Nancy Pelosi has a long history of knowing when to play it safe and when to rock the boat
✎ WAYNE K. SPEAR | JULY 12, 2019 • Politics
N THE DAY Alexandria Ocasio-Cortez was born, 13 October 1989, Nancy Pelosi was two years into a Congressional career that would yield the highest ranking female politician of American history. Pelosi inherited a seat twice vacated by death, the first of Phillip Burton and the second of his wife Sala. From the former Pelosi also inherited a commitment to AIDS research and legislation, concerns which at the time set her apart from the Washington establishment and in particular the Reagan administration.
I begin here to remind the reader—should the reminder be necessary—there was a time Nancy Pelosi was something of an Ocasio-Cortez figure, pushing controversial and outside-the-box thinking on recalcitrant colleagues. As a San Francisco Democrat, Pelosi came to Washington from a district that had been consistently blue since she attended her first national convention in 1952. In the alchemy of these contradictory themes, of safety and boat-rocking, the career of Speaker Pelosi was forged.
No one survives even in the safest of districts without wits, and Pelosi is a sharp and shrewd politician. Obamacare could well and with good reason have been called Pelosicare, dependant as its passage was on her considerable skills. She is among the most competent and effective Speakers of the House of the past forty years. But longevity has its hazards. It wasn’t long ago that Pelosi held up the liberal end of the argument. Today we have the younger and more strident voices of Alexandria Ocasio-Cortez, Ayanna Pressley, Rashida Tlaib, and Ilhan Omar—a fresh generation of Democrats keen to take on the President. Pelosi has now become the resistance, not of Trump but of the mavericks within her own party.
The President will not be removed from office by means of an impeachment vote. Pelosi’s calculation is that hearings will only aid Trump’s fortunes in 2020, by supplying fuel to his engine of paranoia and vindictiveness. She’s been around long enough to have noticed that impeachment is now (along with the special counsel) an all-weather political tool, drawn from the chest as a matter of routine business, a habit that does not exactly thrill the public. “You can’t impeach everybody,” she has said, when in fact her career seems to have taught her that you can’t impeach anybody—not even Bill Clinton, whose removal from office had the support of the House but not of the Senate.

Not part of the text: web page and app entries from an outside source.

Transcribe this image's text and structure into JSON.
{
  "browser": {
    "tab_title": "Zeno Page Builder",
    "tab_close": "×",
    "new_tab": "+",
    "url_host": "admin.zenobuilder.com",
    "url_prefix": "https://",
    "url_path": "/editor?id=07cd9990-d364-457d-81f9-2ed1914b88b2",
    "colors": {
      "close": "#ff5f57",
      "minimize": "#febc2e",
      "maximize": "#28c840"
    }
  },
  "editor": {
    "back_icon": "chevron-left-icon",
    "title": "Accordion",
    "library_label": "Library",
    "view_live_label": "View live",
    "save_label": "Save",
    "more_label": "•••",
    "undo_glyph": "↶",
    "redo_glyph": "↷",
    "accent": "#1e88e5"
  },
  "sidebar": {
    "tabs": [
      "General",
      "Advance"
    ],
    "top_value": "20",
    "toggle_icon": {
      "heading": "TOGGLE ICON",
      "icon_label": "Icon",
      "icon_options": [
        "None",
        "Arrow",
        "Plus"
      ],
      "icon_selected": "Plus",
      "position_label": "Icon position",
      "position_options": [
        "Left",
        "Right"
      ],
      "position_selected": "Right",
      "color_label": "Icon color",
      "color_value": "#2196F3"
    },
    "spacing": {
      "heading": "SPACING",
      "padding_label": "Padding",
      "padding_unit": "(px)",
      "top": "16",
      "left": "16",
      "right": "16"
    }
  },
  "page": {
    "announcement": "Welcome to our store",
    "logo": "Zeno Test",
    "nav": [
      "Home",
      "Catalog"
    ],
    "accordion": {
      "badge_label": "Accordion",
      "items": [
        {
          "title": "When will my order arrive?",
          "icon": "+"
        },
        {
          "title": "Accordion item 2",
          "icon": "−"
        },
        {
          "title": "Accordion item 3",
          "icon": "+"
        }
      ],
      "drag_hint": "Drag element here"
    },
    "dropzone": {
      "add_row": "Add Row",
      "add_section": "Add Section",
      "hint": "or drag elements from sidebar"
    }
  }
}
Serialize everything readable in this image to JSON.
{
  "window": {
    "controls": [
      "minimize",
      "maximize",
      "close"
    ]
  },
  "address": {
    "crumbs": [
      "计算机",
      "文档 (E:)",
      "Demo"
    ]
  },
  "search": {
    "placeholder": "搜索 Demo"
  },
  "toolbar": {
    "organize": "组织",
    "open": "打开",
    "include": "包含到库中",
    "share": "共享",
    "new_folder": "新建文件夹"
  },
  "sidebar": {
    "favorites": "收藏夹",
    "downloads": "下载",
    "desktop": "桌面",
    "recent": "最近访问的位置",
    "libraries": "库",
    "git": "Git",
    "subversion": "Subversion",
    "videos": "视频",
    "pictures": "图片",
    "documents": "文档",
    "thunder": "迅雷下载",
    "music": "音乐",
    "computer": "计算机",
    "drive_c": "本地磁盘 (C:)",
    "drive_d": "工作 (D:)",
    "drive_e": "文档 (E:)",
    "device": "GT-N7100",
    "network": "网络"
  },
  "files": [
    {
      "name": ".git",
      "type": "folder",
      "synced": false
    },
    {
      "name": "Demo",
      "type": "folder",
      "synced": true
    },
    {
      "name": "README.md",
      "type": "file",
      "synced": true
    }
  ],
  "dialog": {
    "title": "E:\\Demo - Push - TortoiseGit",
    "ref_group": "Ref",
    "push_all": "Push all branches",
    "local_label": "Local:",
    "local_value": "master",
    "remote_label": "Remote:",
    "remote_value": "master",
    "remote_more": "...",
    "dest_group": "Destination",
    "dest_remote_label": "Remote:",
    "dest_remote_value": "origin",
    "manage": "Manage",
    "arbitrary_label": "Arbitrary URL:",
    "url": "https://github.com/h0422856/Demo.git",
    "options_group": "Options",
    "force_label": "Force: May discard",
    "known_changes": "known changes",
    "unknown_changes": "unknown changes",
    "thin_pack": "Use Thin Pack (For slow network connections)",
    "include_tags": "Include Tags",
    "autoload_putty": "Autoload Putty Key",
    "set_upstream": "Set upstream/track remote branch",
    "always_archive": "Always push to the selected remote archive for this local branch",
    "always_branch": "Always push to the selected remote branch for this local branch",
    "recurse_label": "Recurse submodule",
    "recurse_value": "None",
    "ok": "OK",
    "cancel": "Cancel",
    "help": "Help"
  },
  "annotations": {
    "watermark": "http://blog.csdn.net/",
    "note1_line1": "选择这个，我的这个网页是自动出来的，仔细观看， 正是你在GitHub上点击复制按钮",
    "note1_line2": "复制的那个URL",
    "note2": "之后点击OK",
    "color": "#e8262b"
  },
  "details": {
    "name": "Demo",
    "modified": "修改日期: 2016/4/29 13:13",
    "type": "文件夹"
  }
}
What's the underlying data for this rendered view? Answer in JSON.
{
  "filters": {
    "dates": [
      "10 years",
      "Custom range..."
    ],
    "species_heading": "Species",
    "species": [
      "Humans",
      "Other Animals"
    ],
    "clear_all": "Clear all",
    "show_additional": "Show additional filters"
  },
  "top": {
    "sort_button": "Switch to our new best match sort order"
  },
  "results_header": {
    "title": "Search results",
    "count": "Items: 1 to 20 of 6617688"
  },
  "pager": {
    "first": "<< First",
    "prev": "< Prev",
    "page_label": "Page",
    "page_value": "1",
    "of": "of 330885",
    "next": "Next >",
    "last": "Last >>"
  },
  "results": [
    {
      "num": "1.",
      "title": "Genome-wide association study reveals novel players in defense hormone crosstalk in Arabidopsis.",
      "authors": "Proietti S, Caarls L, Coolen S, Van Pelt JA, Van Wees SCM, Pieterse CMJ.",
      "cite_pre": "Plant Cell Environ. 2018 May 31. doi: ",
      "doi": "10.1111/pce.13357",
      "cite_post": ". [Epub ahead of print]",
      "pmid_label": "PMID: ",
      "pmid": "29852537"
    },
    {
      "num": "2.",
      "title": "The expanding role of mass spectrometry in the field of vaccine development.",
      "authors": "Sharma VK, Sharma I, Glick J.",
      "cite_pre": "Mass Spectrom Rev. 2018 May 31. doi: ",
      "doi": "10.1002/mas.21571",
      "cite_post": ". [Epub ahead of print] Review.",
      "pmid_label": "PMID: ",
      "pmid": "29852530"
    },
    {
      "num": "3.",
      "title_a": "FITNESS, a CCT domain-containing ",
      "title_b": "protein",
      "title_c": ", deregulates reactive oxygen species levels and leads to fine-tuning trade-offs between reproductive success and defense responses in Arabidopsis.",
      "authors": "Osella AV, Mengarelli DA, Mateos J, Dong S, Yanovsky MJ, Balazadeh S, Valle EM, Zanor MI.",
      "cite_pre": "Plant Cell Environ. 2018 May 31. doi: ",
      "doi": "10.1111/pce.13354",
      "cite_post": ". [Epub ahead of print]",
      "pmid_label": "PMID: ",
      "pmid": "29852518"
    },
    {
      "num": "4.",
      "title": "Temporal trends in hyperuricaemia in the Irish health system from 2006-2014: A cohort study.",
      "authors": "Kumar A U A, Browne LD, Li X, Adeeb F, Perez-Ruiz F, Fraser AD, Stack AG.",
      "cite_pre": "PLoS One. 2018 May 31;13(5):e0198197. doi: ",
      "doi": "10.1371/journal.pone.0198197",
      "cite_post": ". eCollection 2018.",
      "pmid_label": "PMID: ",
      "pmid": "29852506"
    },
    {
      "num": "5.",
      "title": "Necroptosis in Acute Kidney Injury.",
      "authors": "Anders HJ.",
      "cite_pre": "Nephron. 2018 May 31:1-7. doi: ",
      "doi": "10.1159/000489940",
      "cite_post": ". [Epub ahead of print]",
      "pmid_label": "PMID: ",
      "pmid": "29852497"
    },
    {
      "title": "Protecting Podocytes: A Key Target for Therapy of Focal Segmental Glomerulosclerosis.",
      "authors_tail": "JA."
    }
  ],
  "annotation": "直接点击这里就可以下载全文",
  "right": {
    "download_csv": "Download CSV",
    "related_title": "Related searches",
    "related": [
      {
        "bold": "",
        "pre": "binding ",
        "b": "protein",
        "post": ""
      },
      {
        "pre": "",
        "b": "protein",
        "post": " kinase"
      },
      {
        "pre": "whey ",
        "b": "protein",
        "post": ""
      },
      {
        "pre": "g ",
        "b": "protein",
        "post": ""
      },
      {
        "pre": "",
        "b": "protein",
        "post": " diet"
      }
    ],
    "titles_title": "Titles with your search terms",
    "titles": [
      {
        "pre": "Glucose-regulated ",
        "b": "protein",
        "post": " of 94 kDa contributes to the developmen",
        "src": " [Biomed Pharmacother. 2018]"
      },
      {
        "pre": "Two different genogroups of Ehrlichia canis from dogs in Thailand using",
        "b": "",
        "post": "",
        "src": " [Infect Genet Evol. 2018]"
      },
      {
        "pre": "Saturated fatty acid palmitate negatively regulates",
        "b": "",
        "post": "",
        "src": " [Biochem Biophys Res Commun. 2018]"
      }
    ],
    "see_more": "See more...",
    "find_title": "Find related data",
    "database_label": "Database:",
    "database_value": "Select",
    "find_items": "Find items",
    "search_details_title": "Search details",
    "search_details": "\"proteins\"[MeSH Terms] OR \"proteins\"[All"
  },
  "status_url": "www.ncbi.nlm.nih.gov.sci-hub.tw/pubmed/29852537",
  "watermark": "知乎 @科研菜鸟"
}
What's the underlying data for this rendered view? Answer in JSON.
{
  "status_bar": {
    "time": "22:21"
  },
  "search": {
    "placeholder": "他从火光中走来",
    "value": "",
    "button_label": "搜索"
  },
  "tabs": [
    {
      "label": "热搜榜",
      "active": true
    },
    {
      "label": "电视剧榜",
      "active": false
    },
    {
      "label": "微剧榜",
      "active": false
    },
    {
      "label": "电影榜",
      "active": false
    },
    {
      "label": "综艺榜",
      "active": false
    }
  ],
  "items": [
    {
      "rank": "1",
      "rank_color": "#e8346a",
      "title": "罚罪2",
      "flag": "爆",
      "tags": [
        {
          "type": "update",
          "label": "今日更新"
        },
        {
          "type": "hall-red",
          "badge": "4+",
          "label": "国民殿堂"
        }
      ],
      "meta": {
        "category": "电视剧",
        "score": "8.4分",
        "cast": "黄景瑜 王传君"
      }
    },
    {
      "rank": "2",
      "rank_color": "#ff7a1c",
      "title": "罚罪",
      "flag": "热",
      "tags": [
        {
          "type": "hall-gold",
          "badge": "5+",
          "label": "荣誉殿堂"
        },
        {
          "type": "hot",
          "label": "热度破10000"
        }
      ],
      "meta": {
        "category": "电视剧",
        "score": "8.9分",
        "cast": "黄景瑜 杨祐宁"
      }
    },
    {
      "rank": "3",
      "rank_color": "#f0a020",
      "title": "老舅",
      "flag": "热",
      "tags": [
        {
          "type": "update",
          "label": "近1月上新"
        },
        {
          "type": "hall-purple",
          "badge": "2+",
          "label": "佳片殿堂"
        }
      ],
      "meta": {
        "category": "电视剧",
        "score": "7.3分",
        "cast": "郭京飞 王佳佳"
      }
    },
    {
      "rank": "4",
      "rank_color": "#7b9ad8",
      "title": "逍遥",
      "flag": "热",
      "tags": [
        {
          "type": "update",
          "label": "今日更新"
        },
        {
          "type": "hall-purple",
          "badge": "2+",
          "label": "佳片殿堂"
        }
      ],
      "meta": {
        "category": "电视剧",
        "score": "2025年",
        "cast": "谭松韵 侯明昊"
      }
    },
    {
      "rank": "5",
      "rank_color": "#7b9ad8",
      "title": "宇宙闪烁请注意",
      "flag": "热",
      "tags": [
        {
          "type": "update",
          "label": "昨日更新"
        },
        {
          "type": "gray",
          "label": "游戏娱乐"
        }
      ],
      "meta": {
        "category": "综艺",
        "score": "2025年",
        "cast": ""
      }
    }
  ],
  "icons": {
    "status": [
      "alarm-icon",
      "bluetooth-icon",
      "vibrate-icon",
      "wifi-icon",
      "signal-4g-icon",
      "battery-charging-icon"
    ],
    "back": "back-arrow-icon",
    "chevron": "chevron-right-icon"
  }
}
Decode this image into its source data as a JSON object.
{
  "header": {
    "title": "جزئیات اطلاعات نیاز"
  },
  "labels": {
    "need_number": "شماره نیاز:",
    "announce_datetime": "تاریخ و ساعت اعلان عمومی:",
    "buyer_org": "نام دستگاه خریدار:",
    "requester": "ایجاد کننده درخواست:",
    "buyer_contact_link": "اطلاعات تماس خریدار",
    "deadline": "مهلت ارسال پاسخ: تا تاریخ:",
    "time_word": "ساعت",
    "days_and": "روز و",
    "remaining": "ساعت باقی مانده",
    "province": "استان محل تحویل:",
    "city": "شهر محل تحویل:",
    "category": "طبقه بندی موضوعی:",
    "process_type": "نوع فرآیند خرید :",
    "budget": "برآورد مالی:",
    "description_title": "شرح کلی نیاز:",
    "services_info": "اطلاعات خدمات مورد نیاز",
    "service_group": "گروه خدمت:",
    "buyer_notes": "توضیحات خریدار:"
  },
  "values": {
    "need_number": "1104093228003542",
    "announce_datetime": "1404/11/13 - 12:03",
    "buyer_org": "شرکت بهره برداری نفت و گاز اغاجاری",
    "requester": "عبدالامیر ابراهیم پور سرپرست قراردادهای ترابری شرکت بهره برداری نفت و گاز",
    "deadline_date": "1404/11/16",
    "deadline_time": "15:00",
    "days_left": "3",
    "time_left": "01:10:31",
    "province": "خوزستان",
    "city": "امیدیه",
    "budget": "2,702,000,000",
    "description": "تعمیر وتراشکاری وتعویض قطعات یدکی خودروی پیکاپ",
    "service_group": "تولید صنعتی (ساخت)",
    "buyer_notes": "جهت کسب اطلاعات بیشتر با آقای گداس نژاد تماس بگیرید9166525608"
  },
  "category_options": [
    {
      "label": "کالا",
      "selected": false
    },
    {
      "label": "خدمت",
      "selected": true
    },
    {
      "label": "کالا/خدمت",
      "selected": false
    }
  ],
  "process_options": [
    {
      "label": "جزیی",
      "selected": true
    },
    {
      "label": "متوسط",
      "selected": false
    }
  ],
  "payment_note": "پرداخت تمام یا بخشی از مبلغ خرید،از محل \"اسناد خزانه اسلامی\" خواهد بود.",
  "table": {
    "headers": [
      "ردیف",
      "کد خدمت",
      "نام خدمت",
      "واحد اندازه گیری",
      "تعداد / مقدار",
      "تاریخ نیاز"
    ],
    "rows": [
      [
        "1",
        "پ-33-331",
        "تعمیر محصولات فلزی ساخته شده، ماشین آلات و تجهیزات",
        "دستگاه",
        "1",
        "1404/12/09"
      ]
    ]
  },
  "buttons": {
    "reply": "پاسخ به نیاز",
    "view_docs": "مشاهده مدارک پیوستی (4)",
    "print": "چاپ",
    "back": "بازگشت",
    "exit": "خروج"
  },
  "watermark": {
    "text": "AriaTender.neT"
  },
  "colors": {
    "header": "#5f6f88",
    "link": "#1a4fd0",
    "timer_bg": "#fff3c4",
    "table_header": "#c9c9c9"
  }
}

The case for impeachment has two aspects, one political and one principle. On the political side one must calculate the electoral hazards, and who can doubt that Pelosi has done so. The principle aspect requires an answer to the question, Does the President merit impeachment? Pelosi’s rivals in the Democratic party have answered this question to their satisfaction. They want to exercise the oversight function of Congress and send a message that no President is above the law. Pelosi however appears interested only in the political calculation.
She believes the centre will hold and that Trump will succumb to something that she calls self-impeachment. The voters will decide. Perhaps in the meanwhile evangelicals will restrain the President in matters such as mass raids and deportations. Secretary Acosta’s illegal sweetheart deal with the child mass-rapist Jeffrey Epstein? The president’s call. There is no role for Congress. When presented a question touching upon the behaviour of the Trump administration, Pelosi spills the phrases I’m not focused on / don’t know much about / am not interested in that. “We have a great deal of work to do here for the good of the American people and we have to focus on that,” she says, without much by way of specifics. As for the mavericks in her party, “All these people have their public whatever and their Twitter world. But they didn’t have any following. They’re four people, and that’s how many votes they got.” Oof. Pelosi has gone beyond not wanting to rock the boat to not wanting to sit in it.
A year ago Joe Biden was the seasoned politician and the beloved Obama sidekick. He was untouchable until suddenly he wasn’t. Survive long enough and you will confront your own obsolescence. It may be that Pelosi is steps ahead of the rest of us, playing a Democratic version of Trump’s QAnon four-dimensional chess. Perhaps Trump will “self-impeach” and the world will be better for it. Perhaps the best course of action is to wait. Nancy Pelosi has a long history of knowing when to play it safe and when to rock the boat. She’s among the smartest politicians out there, until she isn’t. ⌾